START DATA EXTRACTS

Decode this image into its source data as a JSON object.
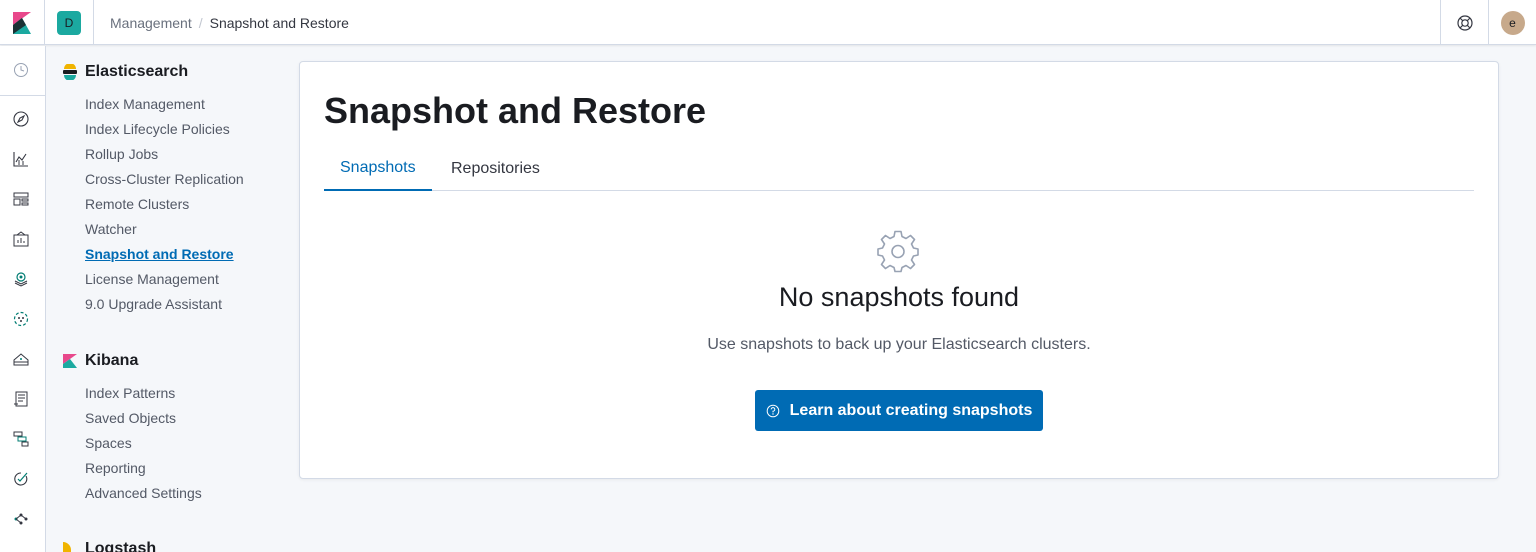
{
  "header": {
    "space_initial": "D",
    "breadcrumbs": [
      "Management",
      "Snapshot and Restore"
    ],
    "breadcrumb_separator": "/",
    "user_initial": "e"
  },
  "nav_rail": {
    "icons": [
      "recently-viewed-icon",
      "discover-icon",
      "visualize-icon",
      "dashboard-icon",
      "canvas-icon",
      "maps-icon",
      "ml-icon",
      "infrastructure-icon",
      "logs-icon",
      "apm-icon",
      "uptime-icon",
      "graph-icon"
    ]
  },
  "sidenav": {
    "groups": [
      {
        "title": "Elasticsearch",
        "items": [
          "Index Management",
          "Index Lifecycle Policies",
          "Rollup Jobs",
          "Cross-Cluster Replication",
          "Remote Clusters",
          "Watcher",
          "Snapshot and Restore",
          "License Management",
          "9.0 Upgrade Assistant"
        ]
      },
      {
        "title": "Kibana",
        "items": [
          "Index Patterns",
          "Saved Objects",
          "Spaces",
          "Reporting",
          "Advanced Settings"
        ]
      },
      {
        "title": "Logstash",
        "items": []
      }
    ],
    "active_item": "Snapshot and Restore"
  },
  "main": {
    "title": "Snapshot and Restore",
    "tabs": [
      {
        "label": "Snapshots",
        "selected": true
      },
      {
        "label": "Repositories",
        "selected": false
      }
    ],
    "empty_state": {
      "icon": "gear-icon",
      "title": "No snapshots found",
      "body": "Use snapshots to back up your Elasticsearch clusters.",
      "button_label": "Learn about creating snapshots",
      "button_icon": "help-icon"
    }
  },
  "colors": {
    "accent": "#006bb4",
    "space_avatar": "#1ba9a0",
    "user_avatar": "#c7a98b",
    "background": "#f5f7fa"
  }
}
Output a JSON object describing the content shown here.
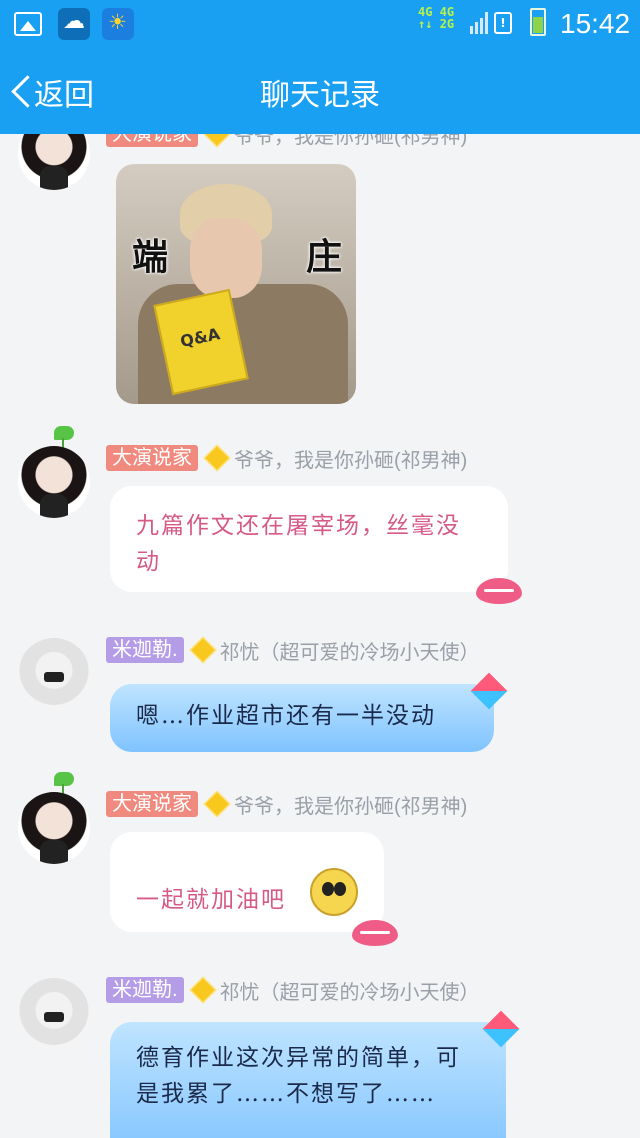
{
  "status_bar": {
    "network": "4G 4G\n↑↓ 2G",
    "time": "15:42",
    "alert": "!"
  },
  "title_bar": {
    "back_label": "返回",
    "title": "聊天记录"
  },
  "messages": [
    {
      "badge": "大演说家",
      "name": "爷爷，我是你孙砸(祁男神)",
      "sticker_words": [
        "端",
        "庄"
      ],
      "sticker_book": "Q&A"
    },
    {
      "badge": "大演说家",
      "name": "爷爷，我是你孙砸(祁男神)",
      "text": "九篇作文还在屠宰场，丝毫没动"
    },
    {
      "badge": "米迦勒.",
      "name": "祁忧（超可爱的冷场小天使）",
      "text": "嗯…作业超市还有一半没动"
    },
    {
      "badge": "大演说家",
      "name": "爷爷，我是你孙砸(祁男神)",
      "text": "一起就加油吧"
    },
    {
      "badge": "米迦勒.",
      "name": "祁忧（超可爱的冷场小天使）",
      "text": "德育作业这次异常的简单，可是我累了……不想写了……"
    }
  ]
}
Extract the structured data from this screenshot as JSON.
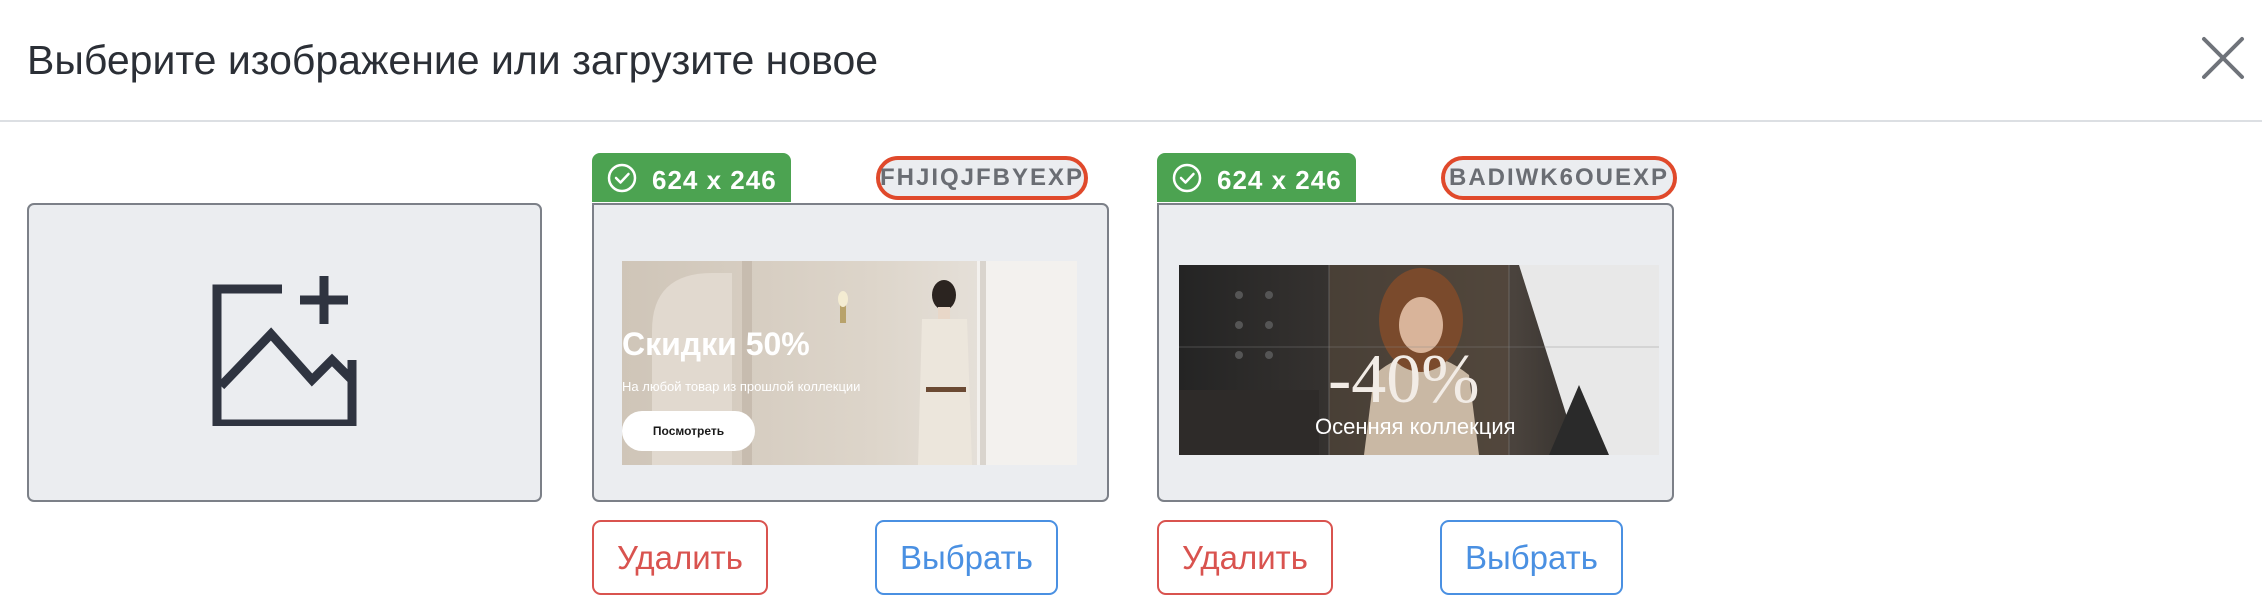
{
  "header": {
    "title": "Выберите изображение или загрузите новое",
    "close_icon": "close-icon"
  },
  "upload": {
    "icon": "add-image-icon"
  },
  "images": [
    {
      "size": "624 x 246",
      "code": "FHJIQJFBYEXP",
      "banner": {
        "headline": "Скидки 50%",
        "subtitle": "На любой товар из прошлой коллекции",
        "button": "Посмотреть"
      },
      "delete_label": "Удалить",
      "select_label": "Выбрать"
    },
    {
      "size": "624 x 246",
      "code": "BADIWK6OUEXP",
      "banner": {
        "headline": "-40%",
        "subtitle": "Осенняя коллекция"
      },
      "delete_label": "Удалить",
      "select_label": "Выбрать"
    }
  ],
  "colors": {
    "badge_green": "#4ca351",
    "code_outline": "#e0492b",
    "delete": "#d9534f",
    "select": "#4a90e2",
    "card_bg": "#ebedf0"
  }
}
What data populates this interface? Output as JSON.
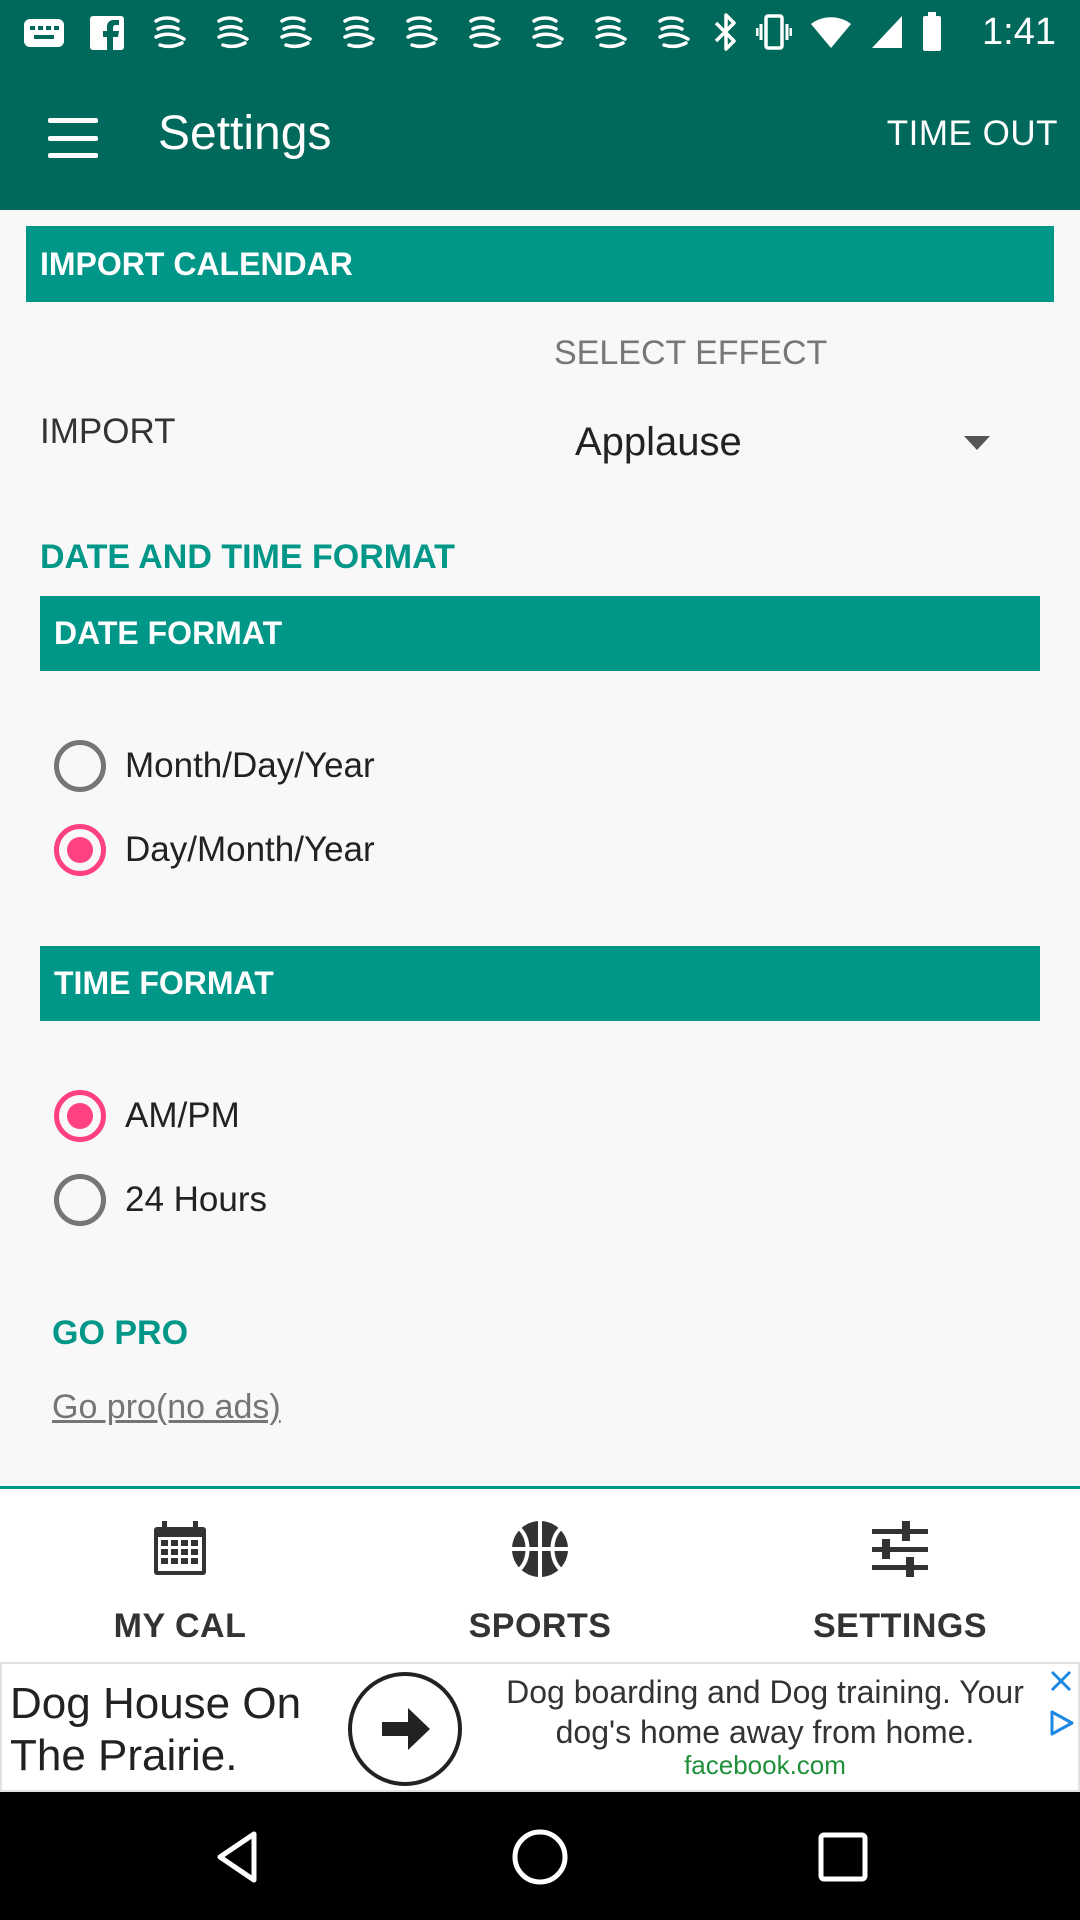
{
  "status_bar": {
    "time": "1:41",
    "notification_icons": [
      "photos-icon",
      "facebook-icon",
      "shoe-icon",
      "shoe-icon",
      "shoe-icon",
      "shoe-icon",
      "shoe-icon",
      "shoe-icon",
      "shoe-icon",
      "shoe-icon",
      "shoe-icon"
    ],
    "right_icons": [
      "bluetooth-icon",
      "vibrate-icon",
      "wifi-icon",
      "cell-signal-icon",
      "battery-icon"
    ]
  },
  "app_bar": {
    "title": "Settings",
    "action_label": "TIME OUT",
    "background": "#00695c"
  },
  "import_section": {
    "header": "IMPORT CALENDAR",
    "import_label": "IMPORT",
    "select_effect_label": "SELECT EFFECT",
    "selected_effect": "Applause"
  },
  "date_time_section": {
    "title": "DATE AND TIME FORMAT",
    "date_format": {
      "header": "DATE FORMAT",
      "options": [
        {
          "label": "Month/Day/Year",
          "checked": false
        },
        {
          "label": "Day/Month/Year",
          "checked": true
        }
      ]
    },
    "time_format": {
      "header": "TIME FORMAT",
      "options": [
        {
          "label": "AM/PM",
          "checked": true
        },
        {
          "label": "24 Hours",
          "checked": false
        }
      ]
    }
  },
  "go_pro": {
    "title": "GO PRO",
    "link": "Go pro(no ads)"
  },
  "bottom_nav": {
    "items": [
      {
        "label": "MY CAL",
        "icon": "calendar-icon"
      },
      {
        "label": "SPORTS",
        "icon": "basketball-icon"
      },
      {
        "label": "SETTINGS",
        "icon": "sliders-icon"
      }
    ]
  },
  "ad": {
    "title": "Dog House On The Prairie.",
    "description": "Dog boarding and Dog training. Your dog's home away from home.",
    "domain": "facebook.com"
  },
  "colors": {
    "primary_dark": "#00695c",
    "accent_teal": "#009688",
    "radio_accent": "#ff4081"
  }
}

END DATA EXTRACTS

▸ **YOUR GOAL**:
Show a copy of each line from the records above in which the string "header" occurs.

▸ **SOLUTION TO THIS TASK**:
  "header": {
  "header": {
    "header": "IMPORT CALENDAR",
      "header": "DATE FORMAT",
      "header": "TIME FORMAT",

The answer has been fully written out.